• REQUIREMENT:
Give the entries back exactly as they stand, but without pictures.

• Web page and app entries:
◇ ◇ ◇ ◇ ◇

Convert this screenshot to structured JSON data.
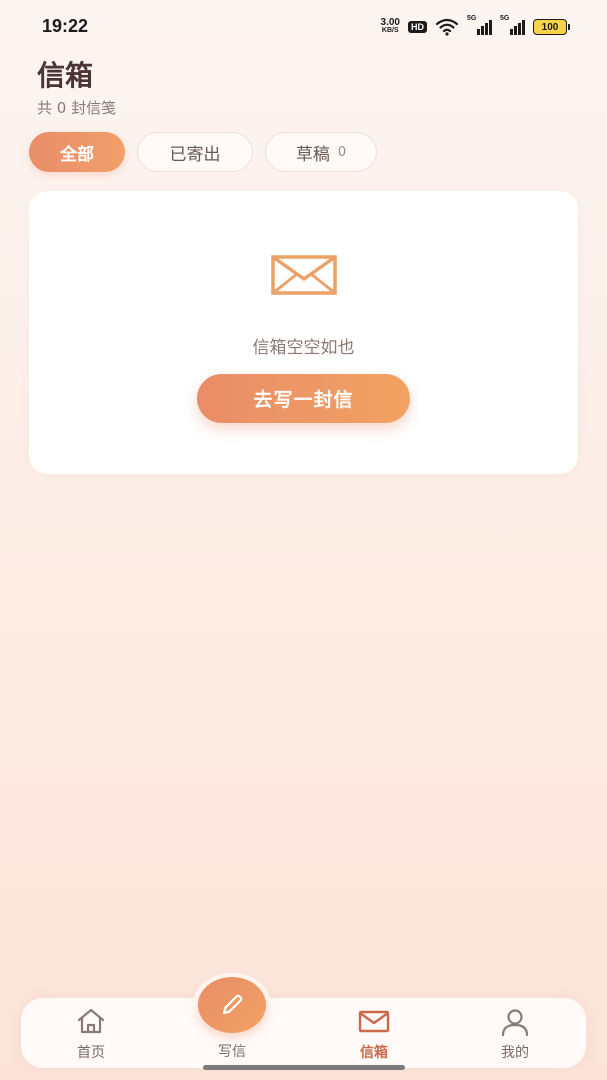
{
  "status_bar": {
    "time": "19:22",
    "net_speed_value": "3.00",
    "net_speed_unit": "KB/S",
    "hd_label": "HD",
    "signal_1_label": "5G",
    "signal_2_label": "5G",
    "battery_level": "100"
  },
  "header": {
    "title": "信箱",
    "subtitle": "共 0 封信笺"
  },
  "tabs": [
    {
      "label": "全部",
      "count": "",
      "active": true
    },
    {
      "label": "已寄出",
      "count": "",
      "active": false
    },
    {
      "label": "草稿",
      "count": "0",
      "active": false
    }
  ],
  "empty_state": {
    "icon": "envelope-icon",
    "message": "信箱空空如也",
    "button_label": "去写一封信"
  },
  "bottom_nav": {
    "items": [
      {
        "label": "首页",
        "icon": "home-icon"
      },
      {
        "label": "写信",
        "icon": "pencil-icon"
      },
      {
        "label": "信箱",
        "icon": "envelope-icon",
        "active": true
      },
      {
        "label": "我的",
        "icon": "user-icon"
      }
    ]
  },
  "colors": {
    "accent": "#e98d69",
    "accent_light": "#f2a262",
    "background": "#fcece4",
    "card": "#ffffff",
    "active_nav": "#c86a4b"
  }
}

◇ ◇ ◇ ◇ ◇

• ANSWER SPACE:
Convert this screenshot to structured JSON data.
{
  "status_bar": {
    "time": "19:22",
    "net_speed_value": "3.00",
    "net_speed_unit": "KB/S",
    "hd_label": "HD",
    "signal_1_label": "5G",
    "signal_2_label": "5G",
    "battery_level": "100"
  },
  "header": {
    "title": "信箱",
    "subtitle": "共 0 封信笺"
  },
  "tabs": [
    {
      "label": "全部",
      "count": "",
      "active": true
    },
    {
      "label": "已寄出",
      "count": "",
      "active": false
    },
    {
      "label": "草稿",
      "count": "0",
      "active": false
    }
  ],
  "empty_state": {
    "icon": "envelope-icon",
    "message": "信箱空空如也",
    "button_label": "去写一封信"
  },
  "bottom_nav": {
    "items": [
      {
        "label": "首页",
        "icon": "home-icon"
      },
      {
        "label": "写信",
        "icon": "pencil-icon"
      },
      {
        "label": "信箱",
        "icon": "envelope-icon",
        "active": true
      },
      {
        "label": "我的",
        "icon": "user-icon"
      }
    ]
  },
  "colors": {
    "accent": "#e98d69",
    "accent_light": "#f2a262",
    "background": "#fcece4",
    "card": "#ffffff",
    "active_nav": "#c86a4b"
  }
}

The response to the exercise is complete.